Francis Oscar Callaway, congressman, was born in Harmony Hill, Texas, on October 2, 1872, the son of Christopher Columbus (Bud) and Louise Caroline (Atwood) Callaway. Four years later the family moved to Mercers Gap, in Comanche County. Callaway graduated from Comanche High School in 1894, taught school for three years, and entered the University of Texas law school; he received a degree in 1900 and began the practice of law. He was prosecuting attorney of Comanche County from 1900 to 1902.
He was elected to the United States Congress from the Twelfth District of Texas in 1910, 1912, and 1914. Throughout his legislative career Callaway sharply questioned every federal expenditure. In 1912–13 he served on the Committee on Expenditures in the Treasury Department, and in 1914–15 he was on the Committee on Expenditures in the Department of the Interior. Until late 1915, when he was moved up to the Naval Affairs Committee, he had not attracted a great deal of attention except for his vigorous opposition to huge river and harbor appropriations. It was hard for him to see merit in making the Trinity and Brazos rivers navigable. Of these two rivers he once remarked that he had often waded across them, sometimes had spat across them, but never had to swim them. He gained national attention in 1916 by his opposition to the naval appropriation bill. He thought the huge preparedness campaign unnecessary and believed that it favored munition makers and others who would derive excessive profit from it. He also believed that an army of civilians could repel any invasion. So strong were his words against some congressmen that parts of his speech were expunged from the Congressional Record. He believed that submarines had made battleships obsolete and that international law would have to be rewritten to cover the situation.

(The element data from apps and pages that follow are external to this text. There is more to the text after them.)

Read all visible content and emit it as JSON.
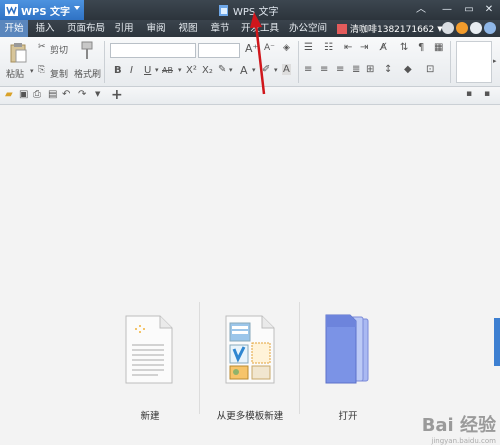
{
  "app": {
    "name": "WPS 文字",
    "window_title": "WPS 文字"
  },
  "menu": {
    "items": [
      {
        "label": "开始",
        "active": true
      },
      {
        "label": "插入"
      },
      {
        "label": "页面布局"
      },
      {
        "label": "引用"
      },
      {
        "label": "审阅"
      },
      {
        "label": "视图"
      },
      {
        "label": "章节"
      },
      {
        "label": "开发工具"
      },
      {
        "label": "办公空间"
      }
    ]
  },
  "user": {
    "name": "清咖啡1382171662"
  },
  "ribbon": {
    "paste": "粘贴",
    "cut": "剪切",
    "copy": "复制",
    "format_painter": "格式刷"
  },
  "start": {
    "new_label": "新建",
    "template_label": "从更多模板新建",
    "open_label": "打开"
  },
  "watermark": {
    "text": "Bai 经验",
    "sub": "jingyan.baidu.com"
  },
  "colors": {
    "accent": "#3c7fd3",
    "titlebar": "#333b43",
    "arrow": "#d0161b"
  }
}
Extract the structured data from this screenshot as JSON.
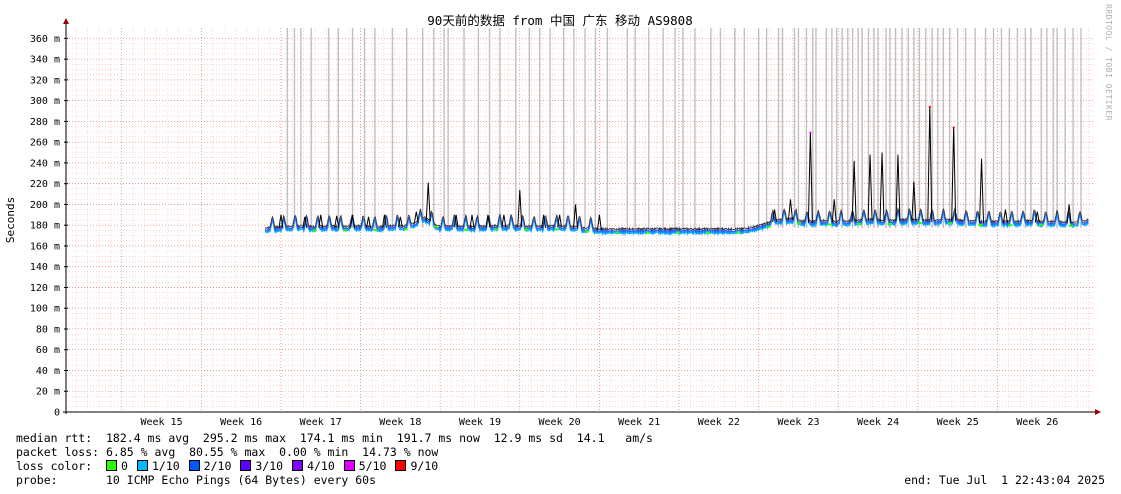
{
  "chart_data": {
    "type": "line",
    "title": "90天前的数据 from 中国 广东 移动 AS9808",
    "ylabel": "Seconds",
    "xlabel": "",
    "ylim": [
      0,
      0.37
    ],
    "y_ticks": [
      {
        "v": 0,
        "label": "0"
      },
      {
        "v": 0.02,
        "label": "20 m"
      },
      {
        "v": 0.04,
        "label": "40 m"
      },
      {
        "v": 0.06,
        "label": "60 m"
      },
      {
        "v": 0.08,
        "label": "80 m"
      },
      {
        "v": 0.1,
        "label": "100 m"
      },
      {
        "v": 0.12,
        "label": "120 m"
      },
      {
        "v": 0.14,
        "label": "140 m"
      },
      {
        "v": 0.16,
        "label": "160 m"
      },
      {
        "v": 0.18,
        "label": "180 m"
      },
      {
        "v": 0.2,
        "label": "200 m"
      },
      {
        "v": 0.22,
        "label": "220 m"
      },
      {
        "v": 0.24,
        "label": "240 m"
      },
      {
        "v": 0.26,
        "label": "260 m"
      },
      {
        "v": 0.28,
        "label": "280 m"
      },
      {
        "v": 0.3,
        "label": "300 m"
      },
      {
        "v": 0.32,
        "label": "320 m"
      },
      {
        "v": 0.34,
        "label": "340 m"
      },
      {
        "v": 0.36,
        "label": "360 m"
      }
    ],
    "x_range_weeks": [
      14.3,
      27.2
    ],
    "x_ticks": [
      "Week 15",
      "Week 16",
      "Week 17",
      "Week 18",
      "Week 19",
      "Week 20",
      "Week 21",
      "Week 22",
      "Week 23",
      "Week 24",
      "Week 25",
      "Week 26"
    ],
    "x_tick_weeks": [
      15,
      16,
      17,
      18,
      19,
      20,
      21,
      22,
      23,
      24,
      25,
      26
    ],
    "data_start_week": 16.8,
    "grid": true,
    "series": [
      {
        "name": "median rtt",
        "week": [
          16.8,
          17.0,
          17.2,
          17.4,
          17.6,
          17.8,
          18.0,
          18.2,
          18.4,
          18.6,
          18.8,
          19.0,
          19.2,
          19.4,
          19.6,
          19.8,
          20.0,
          20.2,
          20.4,
          20.6,
          20.8,
          21.0,
          21.2,
          21.4,
          21.6,
          21.8,
          22.0,
          22.2,
          22.4,
          22.6,
          22.8,
          23.0,
          23.2,
          23.4,
          23.6,
          23.8,
          24.0,
          24.2,
          24.4,
          24.6,
          24.8,
          25.0,
          25.2,
          25.4,
          25.6,
          25.8,
          26.0,
          26.2,
          26.4,
          26.6,
          26.8,
          27.0,
          27.15
        ],
        "rtt": [
          0.176,
          0.177,
          0.178,
          0.177,
          0.178,
          0.177,
          0.178,
          0.177,
          0.178,
          0.178,
          0.186,
          0.177,
          0.178,
          0.177,
          0.178,
          0.178,
          0.178,
          0.177,
          0.178,
          0.178,
          0.176,
          0.175,
          0.175,
          0.175,
          0.175,
          0.175,
          0.175,
          0.175,
          0.175,
          0.175,
          0.175,
          0.178,
          0.183,
          0.185,
          0.182,
          0.183,
          0.182,
          0.183,
          0.184,
          0.183,
          0.184,
          0.184,
          0.183,
          0.184,
          0.183,
          0.182,
          0.182,
          0.182,
          0.183,
          0.182,
          0.182,
          0.181,
          0.184
        ]
      }
    ],
    "spikes": [
      {
        "week": 17.0,
        "max": 0.19
      },
      {
        "week": 17.3,
        "max": 0.188
      },
      {
        "week": 17.5,
        "max": 0.19
      },
      {
        "week": 17.7,
        "max": 0.189
      },
      {
        "week": 17.9,
        "max": 0.19
      },
      {
        "week": 18.1,
        "max": 0.188
      },
      {
        "week": 18.3,
        "max": 0.19
      },
      {
        "week": 18.5,
        "max": 0.188
      },
      {
        "week": 18.7,
        "max": 0.193
      },
      {
        "week": 18.85,
        "max": 0.221
      },
      {
        "week": 19.2,
        "max": 0.19
      },
      {
        "week": 19.4,
        "max": 0.19
      },
      {
        "week": 19.6,
        "max": 0.19
      },
      {
        "week": 19.8,
        "max": 0.19
      },
      {
        "week": 20.0,
        "max": 0.214
      },
      {
        "week": 20.3,
        "max": 0.19
      },
      {
        "week": 20.5,
        "max": 0.19
      },
      {
        "week": 20.7,
        "max": 0.2
      },
      {
        "week": 21.0,
        "max": 0.19
      },
      {
        "week": 23.2,
        "max": 0.195
      },
      {
        "week": 23.4,
        "max": 0.205
      },
      {
        "week": 23.65,
        "max": 0.27
      },
      {
        "week": 23.95,
        "max": 0.205
      },
      {
        "week": 24.2,
        "max": 0.242
      },
      {
        "week": 24.4,
        "max": 0.248
      },
      {
        "week": 24.55,
        "max": 0.25
      },
      {
        "week": 24.75,
        "max": 0.248
      },
      {
        "week": 24.95,
        "max": 0.222
      },
      {
        "week": 25.15,
        "max": 0.295
      },
      {
        "week": 25.45,
        "max": 0.275
      },
      {
        "week": 25.8,
        "max": 0.244
      },
      {
        "week": 26.1,
        "max": 0.195
      },
      {
        "week": 26.5,
        "max": 0.193
      },
      {
        "week": 26.9,
        "max": 0.2
      }
    ],
    "loss_weeks": [
      17.08,
      17.17,
      17.25,
      17.38,
      17.6,
      17.72,
      17.9,
      18.05,
      18.18,
      18.4,
      18.58,
      18.78,
      18.92,
      19.05,
      19.1,
      19.3,
      19.48,
      19.62,
      19.75,
      19.95,
      20.12,
      20.25,
      20.38,
      20.55,
      20.68,
      20.82,
      20.95,
      21.1,
      21.35,
      21.45,
      21.62,
      21.8,
      21.95,
      22.05,
      22.2,
      22.4,
      22.52,
      22.7,
      22.82,
      23.0,
      23.1,
      23.25,
      23.3,
      23.45,
      23.5,
      23.6,
      23.68,
      23.72,
      23.85,
      23.92,
      23.98,
      24.05,
      24.12,
      24.18,
      24.25,
      24.3,
      24.38,
      24.45,
      24.5,
      24.6,
      24.65,
      24.72,
      24.8,
      24.88,
      24.95,
      25.02,
      25.1,
      25.18,
      25.25,
      25.32,
      25.4,
      25.5,
      25.6,
      25.72,
      25.85,
      25.95,
      26.05,
      26.15,
      26.25,
      26.35,
      26.42,
      26.55,
      26.62,
      26.7,
      26.75,
      26.85,
      26.95,
      27.05
    ]
  },
  "colors": {
    "grid": "#ffb8b8",
    "grid_major": "#e07070",
    "loss_bar": "#c0c0c0",
    "axis": "#000000",
    "axis_arrow": "#a00000",
    "spike": "#000000",
    "line_blue": "#3060ff",
    "line_cyan": "#00b0ff",
    "loss0": "#26ff00",
    "loss1": "#00b8ff",
    "loss2": "#0059ff",
    "loss3": "#5e00ff",
    "loss4": "#7e00ff",
    "loss5": "#dd00ff",
    "loss9": "#ff0000"
  },
  "stats": {
    "rtt_line": "median rtt:  182.4 ms avg  295.2 ms max  174.1 ms min  191.7 ms now  12.9 ms sd  14.1   am/s",
    "loss_line": "packet loss: 6.85 % avg  80.55 % max  0.00 % min  14.73 % now",
    "loss_color_label": "loss color:",
    "loss_colors": [
      {
        "label": "0",
        "color": "#26ff00"
      },
      {
        "label": "1/10",
        "color": "#00b8ff"
      },
      {
        "label": "2/10",
        "color": "#0059ff"
      },
      {
        "label": "3/10",
        "color": "#5e00ff"
      },
      {
        "label": "4/10",
        "color": "#7e00ff"
      },
      {
        "label": "5/10",
        "color": "#dd00ff"
      },
      {
        "label": "9/10",
        "color": "#ff0000"
      }
    ],
    "probe_line": "probe:       10 ICMP Echo Pings (64 Bytes) every 60s",
    "end_line": "end: Tue Jul  1 22:43:04 2025"
  },
  "watermark": "RRDTOOL / TOBI OETIKER"
}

He was defeated for renomination in 1916 by United States attorney James C. Wilson, largely on the issue of preparedness. At the time of his defeat his hometown newspaper, the Comanche Chief, editorialized, "One thing marks this man above his fellows and that is his absolute lack of fear of criticism. He has his convictions and lives up to them." In 1917 Callaway returned to Comanche, where he practiced law and engaged in farming and stock raising until his death on January 31, 1947. He was buried in Oakwood Cemetery, Comanche. He was survived by his widow, the former Stella Couch, whom he had married on December 29, 1904. They had no children.